teach a first-year undergraduate course and become departmental
postgraduate tutor. In addition he has been asked to take on the
supervision of a difficult student who has had a disagreement with her
Derek took over as head of department and had to deal with a student making a formal complaint against one his members of staff.
Joseph's supervisor had high expectations for Joseph which he couldn't achieve. Joseph found it difficult to admit he was having problems and became defensive and confrontational.
Linda's co-supervisor held more knowledge on their student's research, but was frequently away from the university acting as a journalist. Linda was concerned the student was going to fail and so did her best to prevent this from happening.
Lynda refused to take note of her supervisor's suggestions. She was hostile towards her supervisor and accused him of letting her down.
Arana is an international student from Georgia who gained an excellent MA in the UK before commencing a PhD. She describes the different cultures of the further education systems in Georgia and the UK. The latter’s more liberal approach initially caused her problems. She also experienced problems with her level of supervision, particularly after her first year, but she is on track towards successfully completing her PhD.
Batrisyia is funded by the Malaysian government. Her supervisors had a difference of opinion in how she should proceed with her work. As a consequence, her head of department downgraded her status to MPhil. She appealed and has been allowed to continue with a new supervisory team.
Bunda believed that his scholarship would include a teaching position to provide experience and an income. The university did not stick to this verbal agreement however and he now has financial problems.
Charles is from China and has been told he cannot continue with his studies due to his poor English skills.

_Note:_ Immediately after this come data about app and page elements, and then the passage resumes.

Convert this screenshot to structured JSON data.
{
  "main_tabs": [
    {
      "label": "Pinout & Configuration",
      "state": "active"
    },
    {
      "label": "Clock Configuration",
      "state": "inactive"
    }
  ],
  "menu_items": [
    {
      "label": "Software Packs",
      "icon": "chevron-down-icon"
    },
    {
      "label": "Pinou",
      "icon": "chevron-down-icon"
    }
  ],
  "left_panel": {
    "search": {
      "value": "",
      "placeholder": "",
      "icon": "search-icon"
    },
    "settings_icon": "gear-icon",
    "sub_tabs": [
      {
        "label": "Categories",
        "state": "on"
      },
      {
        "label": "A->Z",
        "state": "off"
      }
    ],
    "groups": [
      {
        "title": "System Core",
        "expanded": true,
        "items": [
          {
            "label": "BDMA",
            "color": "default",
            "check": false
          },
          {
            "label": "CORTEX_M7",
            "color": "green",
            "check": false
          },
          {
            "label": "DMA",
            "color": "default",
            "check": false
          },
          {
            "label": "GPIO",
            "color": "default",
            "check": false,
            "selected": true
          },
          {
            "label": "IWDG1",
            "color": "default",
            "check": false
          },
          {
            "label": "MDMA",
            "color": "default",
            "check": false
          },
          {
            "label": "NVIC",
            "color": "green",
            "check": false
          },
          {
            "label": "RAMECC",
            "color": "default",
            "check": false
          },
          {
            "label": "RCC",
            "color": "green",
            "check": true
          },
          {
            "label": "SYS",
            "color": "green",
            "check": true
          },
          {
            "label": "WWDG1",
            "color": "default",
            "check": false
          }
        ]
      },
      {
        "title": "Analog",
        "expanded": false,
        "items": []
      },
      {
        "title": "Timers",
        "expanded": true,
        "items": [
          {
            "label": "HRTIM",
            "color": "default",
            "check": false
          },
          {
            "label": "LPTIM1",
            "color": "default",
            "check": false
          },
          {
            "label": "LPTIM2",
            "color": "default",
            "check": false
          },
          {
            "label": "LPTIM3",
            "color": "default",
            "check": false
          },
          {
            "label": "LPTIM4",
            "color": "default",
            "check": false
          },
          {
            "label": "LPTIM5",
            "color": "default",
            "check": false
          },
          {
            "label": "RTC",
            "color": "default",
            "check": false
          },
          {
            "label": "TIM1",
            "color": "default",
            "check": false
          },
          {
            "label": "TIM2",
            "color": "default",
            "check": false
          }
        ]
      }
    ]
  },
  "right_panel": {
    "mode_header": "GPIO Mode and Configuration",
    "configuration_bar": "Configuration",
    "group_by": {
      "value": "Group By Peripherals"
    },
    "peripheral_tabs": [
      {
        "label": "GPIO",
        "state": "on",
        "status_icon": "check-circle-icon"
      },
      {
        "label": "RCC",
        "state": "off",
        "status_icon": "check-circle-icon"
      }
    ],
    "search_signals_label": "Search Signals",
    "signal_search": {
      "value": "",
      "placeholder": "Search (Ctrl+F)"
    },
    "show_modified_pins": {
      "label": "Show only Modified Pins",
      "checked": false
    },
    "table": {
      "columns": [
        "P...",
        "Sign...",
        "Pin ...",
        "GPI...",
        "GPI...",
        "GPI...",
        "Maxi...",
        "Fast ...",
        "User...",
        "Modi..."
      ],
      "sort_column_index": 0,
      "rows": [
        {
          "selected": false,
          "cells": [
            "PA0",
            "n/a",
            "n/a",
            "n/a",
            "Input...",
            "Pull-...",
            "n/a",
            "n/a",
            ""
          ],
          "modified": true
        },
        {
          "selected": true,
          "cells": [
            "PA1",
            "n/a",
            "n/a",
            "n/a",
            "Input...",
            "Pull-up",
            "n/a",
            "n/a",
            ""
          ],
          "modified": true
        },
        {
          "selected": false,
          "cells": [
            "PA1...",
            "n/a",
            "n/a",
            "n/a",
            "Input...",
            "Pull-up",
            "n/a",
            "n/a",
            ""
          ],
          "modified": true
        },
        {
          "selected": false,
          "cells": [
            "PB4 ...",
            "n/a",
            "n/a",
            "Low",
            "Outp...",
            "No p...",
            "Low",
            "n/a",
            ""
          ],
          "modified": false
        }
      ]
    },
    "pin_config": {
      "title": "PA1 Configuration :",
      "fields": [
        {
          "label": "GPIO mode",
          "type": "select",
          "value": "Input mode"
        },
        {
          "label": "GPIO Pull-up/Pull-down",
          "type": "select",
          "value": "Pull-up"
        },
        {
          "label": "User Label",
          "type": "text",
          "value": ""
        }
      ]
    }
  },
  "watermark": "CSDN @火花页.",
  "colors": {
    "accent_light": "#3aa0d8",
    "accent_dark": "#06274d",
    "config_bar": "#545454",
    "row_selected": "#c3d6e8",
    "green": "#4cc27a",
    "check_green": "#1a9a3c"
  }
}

Priya is an international student from India who had successfully obtained an MSc in the UK and was determined, despite the wishes of her family, to undertake a PhD. She was accepted by Barchester University without funding and without other crucial elements in place. She subsequently struggled and failed her MPhil/PhD upgrade.
During a visit to an international university, Robin was asked to supervise Magda. She had problems enrolling her as she had no supervisory experience. Magda also had poor research methodology which needed to be overcome.
Clare felt pressured into doing a part-time PhD and experienced further
problems when one of her supervisors went on extended sabbatical leave.
As a mature part-time PhD student, Joan found the available funding inadequate. She also found the work demanding and her supervisor admitted her subject was not in his field of knowledge.
June struggled with her self-funded part-time PhD and felt the supervision she received was inadequate.
Josie reveals her strategy which helped her to complete her thesis on time.
Judy feels she is suffering intellectual burnout and is finding it very difficult to redraft her thesis to the required length and standard.
Julian was offered a CASE studentship to undertake a PhD in collaboration with the Council for Scientific Innovation (CSI). Julian found himself disagreeing with some of CSI’s central arguments and becoming more sympathetic towards the views of their rival organisation. The demands of CSI on Julian became inappropriate.
Patrick found that there was unsatisfactory collaboration for a CASE award.
Peter was pressurised into accepting a CASE collaborative studentship between his academic department and an industrial sponsor headed by his professor. His difficult situation was further complicated because his primary supervisor was a new, inexperienced lecturer and the professor was his secondary supervisor.